In 2014, GHS began the massive undertaking of integrating patient records and billing. The new electronic health record system is called Epic, and it replaces nearly 50 different systems. Epic is a fundamental component of GHS’ digital transformation strategy.
Epic gives healthcare providers on-demand access to patients’ records at any time of the day or night. With complete patient information, healthcare providers can make well-informed treatment decisions quickly and safely. Patients benefit from electronic health records, too.

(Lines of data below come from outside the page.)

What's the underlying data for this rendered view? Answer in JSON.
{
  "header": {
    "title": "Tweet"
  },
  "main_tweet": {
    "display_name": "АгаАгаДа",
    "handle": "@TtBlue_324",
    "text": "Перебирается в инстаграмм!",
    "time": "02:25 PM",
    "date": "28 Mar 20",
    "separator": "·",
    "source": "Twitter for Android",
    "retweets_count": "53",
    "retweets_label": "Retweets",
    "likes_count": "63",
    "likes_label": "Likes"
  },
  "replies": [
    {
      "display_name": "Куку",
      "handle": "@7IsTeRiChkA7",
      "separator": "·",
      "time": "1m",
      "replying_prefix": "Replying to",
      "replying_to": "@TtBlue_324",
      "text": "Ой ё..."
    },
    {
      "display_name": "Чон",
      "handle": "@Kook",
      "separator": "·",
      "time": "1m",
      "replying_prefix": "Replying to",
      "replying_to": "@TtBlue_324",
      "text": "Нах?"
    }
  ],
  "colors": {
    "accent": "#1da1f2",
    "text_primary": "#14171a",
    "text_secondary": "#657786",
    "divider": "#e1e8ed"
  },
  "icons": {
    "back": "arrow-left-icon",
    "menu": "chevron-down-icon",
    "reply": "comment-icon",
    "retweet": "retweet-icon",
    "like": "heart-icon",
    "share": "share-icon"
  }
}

Epic allows GHS’s 1.5 million patients to interact with their medical information, schedule appointments and communicate with their physicians through a secure web portal.
“Epic unifies our data and positions GHS for the future, but Epic is only as good as the technology that supports it,” said Greg Johnson, Manager, I/S Systems Engineering at GHS. “If backup and recovery fail, we can’t guarantee Epic’s availability.”
Backup storage utilization was another challenge.
“Legacy backup wasn’t managing and retiring restore points in EMC® Data Domain appliances, so backup storage utilization was 90%, which is heart-attack territory,” Johnson said. “We didn’t want to risk running out of backup storage with Epic, so we made plans to purchase more.”
Matt Shuford, Systems Engineer for GHS, identified two additional challenges. Limited visibility into the backup infrastructure prevented him from seeing and resolving backup issues before they impacted users. And, spending 25 hours each week troubleshooting failed backup and recovery kept him from other data center projects. Shuford asked Johnson to consider hiring someone to focus on backup.
“Around this same time we deployed a proof-of-concept project featuring Veeam® Availability Suite™,” Shuford said. “Our challenges disappeared one by one.”
Veeam turned each challenge GHS faced into opportunities for 24x7 Availability.
“The systems that help us provide patients with the finest care and protect their privacy are up and running at all times, thanks to Veeam,” Johnson said. “This includes Epic, the driving force of our healthcare system and the centerpiece of our digital transformation strategy, as well as document management, patient identification tracking and laptop encryption.”
During the proof-of-concept project, Veeam proved its worth time and time again, beginning with quick recovery of virtual machines (VMs) running Microsoft SQL Server, which supports Epic. Next Veeam backed up and recovered a VM supporting a patient identification tracking system, despite the legacy backup vendor telling GHS that backup wasn’t possible. The system is critical to patient safety because it enables clinicians to use wireless, hand-held devices that monitor patients’ locations within the hospital and verify their identification before dispensing and administering medication.
“If we hadn’t been able to restore our laptop encryption system, we wouldn’t have been able to un-encrypt our laptops, inconveniencing thousands of users,” Shuford said. “If a laptop had been stolen, we wouldn’t have been able to erase its hard drive, which might have compromised patient data.”
Veeam saved time and money too.
“We save 1,300 hours each year in troubleshooting time, which in turn saved $70,000 because we didn’t have to hire someone to focus on backup,” Shuford said. We also saved $250,000 in backup storage because utilization dropped from 90% to 60%— Veeam deletes outdated restore points. Moreover, during a three-year period, GHS saved nearly 100% of the cost of legacy backup.
Shuford uses the hours he saves in troubleshooting to fine-tune the backup environment with Veeam monitoring, reporting and capacity planning.
“Veeam alerts us to issues we address before they become problems and impact the organization,” Shuford explained. “For example, Veeam tells us if a VM supporting Epic is running out of resources so we can resolve the issue proactively and eliminate the risk of downtime and data loss. We’ve never had this level of visibility into our backup environment. We feel fully in control for the first time.”